Aim of the exercise: Your task is to return all of the entries below exactly, leaving out each picture.

[Record set — start]

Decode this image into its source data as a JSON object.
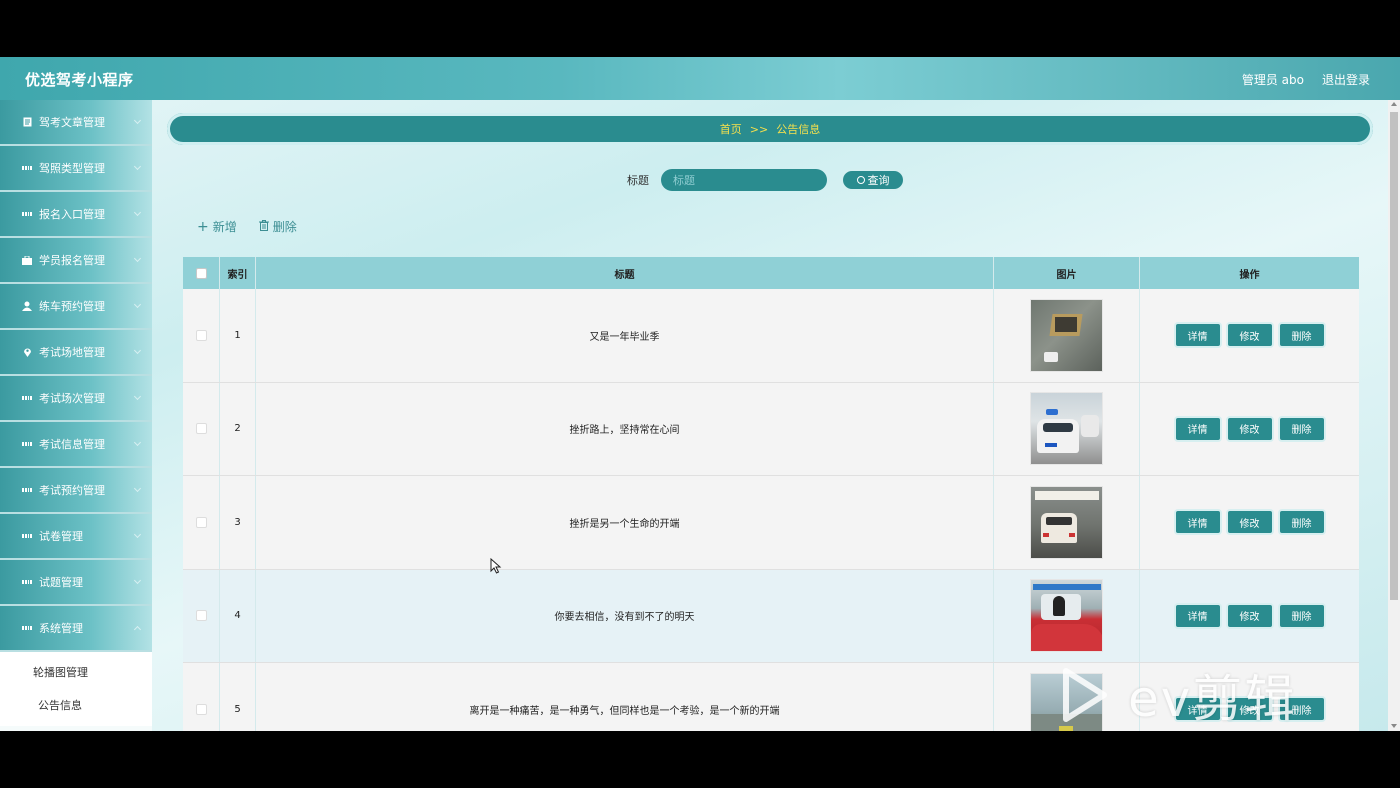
{
  "app": {
    "brand": "优选驾考小程序",
    "user": "管理员 abo",
    "logout": "退出登录"
  },
  "sidebar": {
    "items": [
      {
        "label": "驾考文章管理",
        "icon": "document-icon"
      },
      {
        "label": "驾照类型管理",
        "icon": "grid-icon"
      },
      {
        "label": "报名入口管理",
        "icon": "grid-icon"
      },
      {
        "label": "学员报名管理",
        "icon": "briefcase-icon"
      },
      {
        "label": "练车预约管理",
        "icon": "user-icon"
      },
      {
        "label": "考试场地管理",
        "icon": "location-icon"
      },
      {
        "label": "考试场次管理",
        "icon": "grid-icon"
      },
      {
        "label": "考试信息管理",
        "icon": "grid-icon"
      },
      {
        "label": "考试预约管理",
        "icon": "grid-icon"
      },
      {
        "label": "试卷管理",
        "icon": "grid-icon"
      },
      {
        "label": "试题管理",
        "icon": "grid-icon"
      },
      {
        "label": "系统管理",
        "icon": "grid-icon"
      }
    ],
    "submenu": [
      {
        "label": "轮播图管理"
      },
      {
        "label": "公告信息"
      }
    ]
  },
  "breadcrumb": {
    "home": "首页",
    "separator": ">>",
    "current": "公告信息"
  },
  "search": {
    "label": "标题",
    "placeholder": "标题",
    "button": "查询"
  },
  "actions": {
    "add": "新增",
    "delete": "删除"
  },
  "table": {
    "headers": {
      "index": "索引",
      "title": "标题",
      "image": "图片",
      "ops": "操作"
    },
    "rows": [
      {
        "index": "1",
        "title": "又是一年毕业季",
        "image": "aerial-parking-photo"
      },
      {
        "index": "2",
        "title": "挫折路上，坚持常在心间",
        "image": "white-car-photo"
      },
      {
        "index": "3",
        "title": "挫折是另一个生命的开端",
        "image": "driving-test-photo"
      },
      {
        "index": "4",
        "title": "你要去相信，没有到不了的明天",
        "image": "red-car-photo"
      },
      {
        "index": "5",
        "title": "离开是一种痛苦，是一种勇气，但同样也是一个考验，是一个新的开端",
        "image": "road-photo"
      }
    ],
    "row_buttons": {
      "detail": "详情",
      "edit": "修改",
      "delete": "删除"
    }
  },
  "watermark": {
    "text": "ev剪辑"
  },
  "colors": {
    "accent": "#2a8c8f",
    "breadcrumb_text": "#f4e04d",
    "header": "#8fd0d6"
  }
}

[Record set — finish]

Response:
Decode this image into its source data as a JSON object.
{
  "app": {
    "brand": "优选驾考小程序",
    "user": "管理员 abo",
    "logout": "退出登录"
  },
  "sidebar": {
    "items": [
      {
        "label": "驾考文章管理",
        "icon": "document-icon"
      },
      {
        "label": "驾照类型管理",
        "icon": "grid-icon"
      },
      {
        "label": "报名入口管理",
        "icon": "grid-icon"
      },
      {
        "label": "学员报名管理",
        "icon": "briefcase-icon"
      },
      {
        "label": "练车预约管理",
        "icon": "user-icon"
      },
      {
        "label": "考试场地管理",
        "icon": "location-icon"
      },
      {
        "label": "考试场次管理",
        "icon": "grid-icon"
      },
      {
        "label": "考试信息管理",
        "icon": "grid-icon"
      },
      {
        "label": "考试预约管理",
        "icon": "grid-icon"
      },
      {
        "label": "试卷管理",
        "icon": "grid-icon"
      },
      {
        "label": "试题管理",
        "icon": "grid-icon"
      },
      {
        "label": "系统管理",
        "icon": "grid-icon"
      }
    ],
    "submenu": [
      {
        "label": "轮播图管理"
      },
      {
        "label": "公告信息"
      }
    ]
  },
  "breadcrumb": {
    "home": "首页",
    "separator": ">>",
    "current": "公告信息"
  },
  "search": {
    "label": "标题",
    "placeholder": "标题",
    "button": "查询"
  },
  "actions": {
    "add": "新增",
    "delete": "删除"
  },
  "table": {
    "headers": {
      "index": "索引",
      "title": "标题",
      "image": "图片",
      "ops": "操作"
    },
    "rows": [
      {
        "index": "1",
        "title": "又是一年毕业季",
        "image": "aerial-parking-photo"
      },
      {
        "index": "2",
        "title": "挫折路上，坚持常在心间",
        "image": "white-car-photo"
      },
      {
        "index": "3",
        "title": "挫折是另一个生命的开端",
        "image": "driving-test-photo"
      },
      {
        "index": "4",
        "title": "你要去相信，没有到不了的明天",
        "image": "red-car-photo"
      },
      {
        "index": "5",
        "title": "离开是一种痛苦，是一种勇气，但同样也是一个考验，是一个新的开端",
        "image": "road-photo"
      }
    ],
    "row_buttons": {
      "detail": "详情",
      "edit": "修改",
      "delete": "删除"
    }
  },
  "watermark": {
    "text": "ev剪辑"
  },
  "colors": {
    "accent": "#2a8c8f",
    "breadcrumb_text": "#f4e04d",
    "header": "#8fd0d6"
  }
}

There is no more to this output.